------ SUPPLIED RECORDS ------

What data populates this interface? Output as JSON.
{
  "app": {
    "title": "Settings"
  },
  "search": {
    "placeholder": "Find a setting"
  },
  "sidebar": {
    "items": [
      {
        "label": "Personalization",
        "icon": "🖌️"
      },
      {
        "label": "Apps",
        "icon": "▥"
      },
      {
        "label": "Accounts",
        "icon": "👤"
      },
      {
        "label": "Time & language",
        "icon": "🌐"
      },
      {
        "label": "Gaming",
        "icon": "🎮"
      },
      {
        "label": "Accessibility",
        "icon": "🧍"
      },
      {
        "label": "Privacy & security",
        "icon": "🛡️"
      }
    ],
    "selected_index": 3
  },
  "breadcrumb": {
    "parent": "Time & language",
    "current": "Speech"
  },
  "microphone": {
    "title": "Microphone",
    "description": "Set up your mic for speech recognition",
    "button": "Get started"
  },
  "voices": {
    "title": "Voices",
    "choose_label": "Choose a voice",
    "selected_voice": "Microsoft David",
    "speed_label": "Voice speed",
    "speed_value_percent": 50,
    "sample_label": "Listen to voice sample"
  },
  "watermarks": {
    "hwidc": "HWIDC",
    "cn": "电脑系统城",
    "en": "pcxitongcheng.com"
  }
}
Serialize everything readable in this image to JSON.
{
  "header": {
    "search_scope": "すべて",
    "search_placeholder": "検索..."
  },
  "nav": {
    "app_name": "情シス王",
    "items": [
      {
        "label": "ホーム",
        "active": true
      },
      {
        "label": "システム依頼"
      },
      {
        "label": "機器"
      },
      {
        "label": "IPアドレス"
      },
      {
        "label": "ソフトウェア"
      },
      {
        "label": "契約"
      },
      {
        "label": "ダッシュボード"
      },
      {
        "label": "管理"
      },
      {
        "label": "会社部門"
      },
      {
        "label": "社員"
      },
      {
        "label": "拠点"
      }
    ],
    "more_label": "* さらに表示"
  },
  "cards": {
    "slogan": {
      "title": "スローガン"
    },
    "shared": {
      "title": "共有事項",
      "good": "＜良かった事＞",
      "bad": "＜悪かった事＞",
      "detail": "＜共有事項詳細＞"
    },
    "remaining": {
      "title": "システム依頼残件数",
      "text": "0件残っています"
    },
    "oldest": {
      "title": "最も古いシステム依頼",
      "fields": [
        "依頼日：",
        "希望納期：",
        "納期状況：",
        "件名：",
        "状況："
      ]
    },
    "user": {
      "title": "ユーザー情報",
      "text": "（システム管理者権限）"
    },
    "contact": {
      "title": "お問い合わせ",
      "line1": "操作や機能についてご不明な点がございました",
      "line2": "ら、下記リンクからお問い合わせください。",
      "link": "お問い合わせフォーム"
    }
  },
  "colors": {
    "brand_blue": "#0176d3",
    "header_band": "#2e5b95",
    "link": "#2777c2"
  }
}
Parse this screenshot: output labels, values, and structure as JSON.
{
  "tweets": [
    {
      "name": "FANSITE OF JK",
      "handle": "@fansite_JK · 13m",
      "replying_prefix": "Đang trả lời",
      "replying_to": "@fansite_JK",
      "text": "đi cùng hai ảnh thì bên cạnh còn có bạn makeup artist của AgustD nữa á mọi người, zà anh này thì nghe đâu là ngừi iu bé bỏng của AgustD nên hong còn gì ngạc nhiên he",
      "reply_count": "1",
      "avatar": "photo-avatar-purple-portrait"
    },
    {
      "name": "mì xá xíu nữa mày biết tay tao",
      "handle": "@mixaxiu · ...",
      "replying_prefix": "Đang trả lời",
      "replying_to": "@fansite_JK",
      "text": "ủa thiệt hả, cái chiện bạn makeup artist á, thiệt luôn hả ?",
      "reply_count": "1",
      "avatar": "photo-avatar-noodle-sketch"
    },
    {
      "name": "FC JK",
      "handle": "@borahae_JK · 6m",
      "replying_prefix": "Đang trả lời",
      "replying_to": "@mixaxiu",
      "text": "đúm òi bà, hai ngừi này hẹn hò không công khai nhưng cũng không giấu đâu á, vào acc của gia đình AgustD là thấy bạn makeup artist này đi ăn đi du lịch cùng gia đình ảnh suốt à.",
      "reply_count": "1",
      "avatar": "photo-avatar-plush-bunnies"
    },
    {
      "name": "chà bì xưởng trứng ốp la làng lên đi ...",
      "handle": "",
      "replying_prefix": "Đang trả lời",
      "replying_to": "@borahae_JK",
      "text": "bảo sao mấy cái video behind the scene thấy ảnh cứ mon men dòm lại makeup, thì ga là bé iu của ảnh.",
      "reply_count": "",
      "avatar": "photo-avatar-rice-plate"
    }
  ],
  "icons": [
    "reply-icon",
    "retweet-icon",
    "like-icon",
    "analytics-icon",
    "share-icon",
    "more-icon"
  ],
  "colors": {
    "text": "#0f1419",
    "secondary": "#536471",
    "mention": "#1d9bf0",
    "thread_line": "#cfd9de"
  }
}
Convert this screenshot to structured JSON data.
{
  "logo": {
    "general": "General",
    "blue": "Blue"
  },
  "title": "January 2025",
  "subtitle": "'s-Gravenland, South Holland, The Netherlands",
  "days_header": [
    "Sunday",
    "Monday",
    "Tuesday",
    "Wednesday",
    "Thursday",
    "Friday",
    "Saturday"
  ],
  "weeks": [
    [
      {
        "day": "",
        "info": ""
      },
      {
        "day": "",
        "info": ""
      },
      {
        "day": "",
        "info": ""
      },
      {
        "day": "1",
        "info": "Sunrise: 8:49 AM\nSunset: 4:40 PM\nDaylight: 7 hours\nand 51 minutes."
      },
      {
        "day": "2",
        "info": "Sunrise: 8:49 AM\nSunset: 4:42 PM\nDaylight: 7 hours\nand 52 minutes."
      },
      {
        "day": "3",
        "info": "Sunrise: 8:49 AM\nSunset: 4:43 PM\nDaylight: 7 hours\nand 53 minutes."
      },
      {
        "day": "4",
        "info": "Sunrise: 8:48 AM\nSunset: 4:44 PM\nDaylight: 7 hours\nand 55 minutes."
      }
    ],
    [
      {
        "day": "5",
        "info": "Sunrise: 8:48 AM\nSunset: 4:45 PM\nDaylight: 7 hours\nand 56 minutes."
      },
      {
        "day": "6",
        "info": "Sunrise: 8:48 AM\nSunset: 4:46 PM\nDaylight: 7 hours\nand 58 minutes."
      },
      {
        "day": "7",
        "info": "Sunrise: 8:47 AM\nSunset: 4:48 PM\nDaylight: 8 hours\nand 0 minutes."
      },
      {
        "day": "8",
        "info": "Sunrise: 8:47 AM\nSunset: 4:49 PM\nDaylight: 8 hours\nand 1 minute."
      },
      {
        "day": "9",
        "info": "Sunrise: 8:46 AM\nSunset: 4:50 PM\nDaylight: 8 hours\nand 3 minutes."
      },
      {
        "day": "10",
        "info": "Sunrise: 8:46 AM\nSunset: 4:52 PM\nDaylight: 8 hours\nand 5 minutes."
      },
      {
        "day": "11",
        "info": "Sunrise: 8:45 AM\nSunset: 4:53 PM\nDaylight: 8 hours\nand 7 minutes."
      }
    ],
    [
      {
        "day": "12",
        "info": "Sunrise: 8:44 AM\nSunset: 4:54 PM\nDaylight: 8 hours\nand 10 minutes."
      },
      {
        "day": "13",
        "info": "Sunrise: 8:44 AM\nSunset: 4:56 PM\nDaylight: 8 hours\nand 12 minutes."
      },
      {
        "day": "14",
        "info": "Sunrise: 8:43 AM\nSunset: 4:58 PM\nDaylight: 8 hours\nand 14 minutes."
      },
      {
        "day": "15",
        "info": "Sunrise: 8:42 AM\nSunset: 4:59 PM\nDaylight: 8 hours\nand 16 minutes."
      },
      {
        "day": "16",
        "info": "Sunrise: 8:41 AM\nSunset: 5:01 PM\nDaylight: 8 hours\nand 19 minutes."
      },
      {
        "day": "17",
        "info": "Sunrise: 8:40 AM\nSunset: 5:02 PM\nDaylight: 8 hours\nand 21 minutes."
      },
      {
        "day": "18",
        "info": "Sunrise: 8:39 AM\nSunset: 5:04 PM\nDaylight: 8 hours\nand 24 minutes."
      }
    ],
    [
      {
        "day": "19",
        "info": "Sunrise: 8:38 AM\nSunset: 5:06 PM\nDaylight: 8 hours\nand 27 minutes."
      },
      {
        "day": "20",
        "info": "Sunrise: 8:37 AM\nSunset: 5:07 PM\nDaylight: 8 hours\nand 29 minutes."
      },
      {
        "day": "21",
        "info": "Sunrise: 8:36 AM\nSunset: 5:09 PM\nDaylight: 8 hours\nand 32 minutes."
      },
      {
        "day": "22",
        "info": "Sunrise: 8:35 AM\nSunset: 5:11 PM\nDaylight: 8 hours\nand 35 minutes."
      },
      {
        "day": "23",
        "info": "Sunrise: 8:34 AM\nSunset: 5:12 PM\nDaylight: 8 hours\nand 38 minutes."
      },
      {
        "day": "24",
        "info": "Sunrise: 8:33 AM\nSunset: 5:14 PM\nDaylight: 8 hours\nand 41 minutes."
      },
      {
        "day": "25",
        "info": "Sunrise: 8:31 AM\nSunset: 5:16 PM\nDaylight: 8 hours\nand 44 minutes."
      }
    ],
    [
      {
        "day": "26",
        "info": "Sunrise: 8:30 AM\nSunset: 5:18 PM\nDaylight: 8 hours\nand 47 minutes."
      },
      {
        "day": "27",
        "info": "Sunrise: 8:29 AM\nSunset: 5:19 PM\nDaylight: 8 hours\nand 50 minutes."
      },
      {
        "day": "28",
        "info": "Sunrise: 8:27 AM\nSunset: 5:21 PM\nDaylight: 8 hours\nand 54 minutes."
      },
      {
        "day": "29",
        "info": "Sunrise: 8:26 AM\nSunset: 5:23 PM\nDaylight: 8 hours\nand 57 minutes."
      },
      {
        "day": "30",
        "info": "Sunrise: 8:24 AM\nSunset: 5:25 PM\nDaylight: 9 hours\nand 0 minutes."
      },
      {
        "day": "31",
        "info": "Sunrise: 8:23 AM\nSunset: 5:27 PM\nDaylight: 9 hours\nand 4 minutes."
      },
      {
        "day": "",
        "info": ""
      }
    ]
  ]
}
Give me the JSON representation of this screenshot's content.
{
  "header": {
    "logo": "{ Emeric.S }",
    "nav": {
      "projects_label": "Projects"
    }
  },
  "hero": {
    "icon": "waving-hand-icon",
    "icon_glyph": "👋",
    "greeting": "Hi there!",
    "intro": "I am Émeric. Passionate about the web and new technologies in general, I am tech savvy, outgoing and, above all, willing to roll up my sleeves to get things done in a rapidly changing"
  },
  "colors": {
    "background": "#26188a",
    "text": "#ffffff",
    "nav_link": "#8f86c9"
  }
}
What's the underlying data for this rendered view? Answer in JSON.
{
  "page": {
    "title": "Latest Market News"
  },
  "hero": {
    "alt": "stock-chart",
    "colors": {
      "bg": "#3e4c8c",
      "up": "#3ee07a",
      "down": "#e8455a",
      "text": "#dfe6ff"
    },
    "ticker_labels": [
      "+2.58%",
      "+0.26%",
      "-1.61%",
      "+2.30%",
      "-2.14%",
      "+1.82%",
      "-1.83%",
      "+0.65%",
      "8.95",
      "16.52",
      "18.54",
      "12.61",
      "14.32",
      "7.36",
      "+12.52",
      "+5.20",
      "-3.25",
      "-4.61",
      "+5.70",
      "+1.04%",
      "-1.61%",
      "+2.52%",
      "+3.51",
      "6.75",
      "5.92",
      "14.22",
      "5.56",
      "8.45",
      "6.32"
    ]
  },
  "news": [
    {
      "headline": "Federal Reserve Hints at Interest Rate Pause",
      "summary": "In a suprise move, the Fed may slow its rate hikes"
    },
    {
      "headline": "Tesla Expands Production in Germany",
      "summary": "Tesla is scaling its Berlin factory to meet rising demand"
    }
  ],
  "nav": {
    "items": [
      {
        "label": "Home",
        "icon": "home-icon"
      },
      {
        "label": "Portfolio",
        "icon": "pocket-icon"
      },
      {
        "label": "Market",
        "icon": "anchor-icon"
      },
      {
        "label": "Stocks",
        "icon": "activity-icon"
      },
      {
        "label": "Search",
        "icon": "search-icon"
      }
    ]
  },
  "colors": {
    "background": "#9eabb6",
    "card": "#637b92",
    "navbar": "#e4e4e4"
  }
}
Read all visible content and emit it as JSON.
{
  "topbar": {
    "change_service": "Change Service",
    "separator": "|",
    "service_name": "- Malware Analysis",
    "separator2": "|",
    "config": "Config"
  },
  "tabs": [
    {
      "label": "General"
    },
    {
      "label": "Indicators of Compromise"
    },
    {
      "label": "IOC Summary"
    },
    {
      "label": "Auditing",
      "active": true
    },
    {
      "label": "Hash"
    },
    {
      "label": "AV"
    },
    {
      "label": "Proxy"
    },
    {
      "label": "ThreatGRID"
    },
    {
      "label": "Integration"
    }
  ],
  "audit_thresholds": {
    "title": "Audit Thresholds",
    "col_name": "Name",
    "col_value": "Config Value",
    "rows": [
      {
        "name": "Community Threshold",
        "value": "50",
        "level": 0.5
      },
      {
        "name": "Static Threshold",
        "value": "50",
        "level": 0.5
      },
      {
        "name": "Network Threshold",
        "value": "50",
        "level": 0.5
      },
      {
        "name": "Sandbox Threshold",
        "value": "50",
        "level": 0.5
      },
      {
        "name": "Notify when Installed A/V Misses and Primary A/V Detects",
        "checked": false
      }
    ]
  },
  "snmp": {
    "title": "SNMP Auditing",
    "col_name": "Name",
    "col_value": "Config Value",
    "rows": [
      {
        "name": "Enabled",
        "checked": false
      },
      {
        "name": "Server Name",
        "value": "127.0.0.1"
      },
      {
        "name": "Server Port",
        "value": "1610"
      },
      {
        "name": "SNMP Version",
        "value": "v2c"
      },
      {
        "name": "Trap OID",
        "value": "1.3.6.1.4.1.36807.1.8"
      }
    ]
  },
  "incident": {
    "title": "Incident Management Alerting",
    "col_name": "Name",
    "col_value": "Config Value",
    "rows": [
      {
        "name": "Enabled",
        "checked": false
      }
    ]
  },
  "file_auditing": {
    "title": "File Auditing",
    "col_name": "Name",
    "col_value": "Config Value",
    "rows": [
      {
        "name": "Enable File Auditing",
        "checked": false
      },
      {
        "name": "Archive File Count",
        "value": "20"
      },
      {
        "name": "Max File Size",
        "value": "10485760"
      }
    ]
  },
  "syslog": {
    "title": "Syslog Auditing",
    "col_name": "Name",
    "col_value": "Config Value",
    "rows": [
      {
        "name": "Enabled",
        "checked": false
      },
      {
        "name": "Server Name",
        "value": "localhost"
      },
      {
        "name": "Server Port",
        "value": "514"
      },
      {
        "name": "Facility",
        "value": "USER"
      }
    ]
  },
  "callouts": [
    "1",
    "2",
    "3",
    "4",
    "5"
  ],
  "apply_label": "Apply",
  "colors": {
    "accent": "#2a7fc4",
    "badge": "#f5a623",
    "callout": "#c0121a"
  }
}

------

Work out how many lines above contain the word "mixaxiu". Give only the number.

2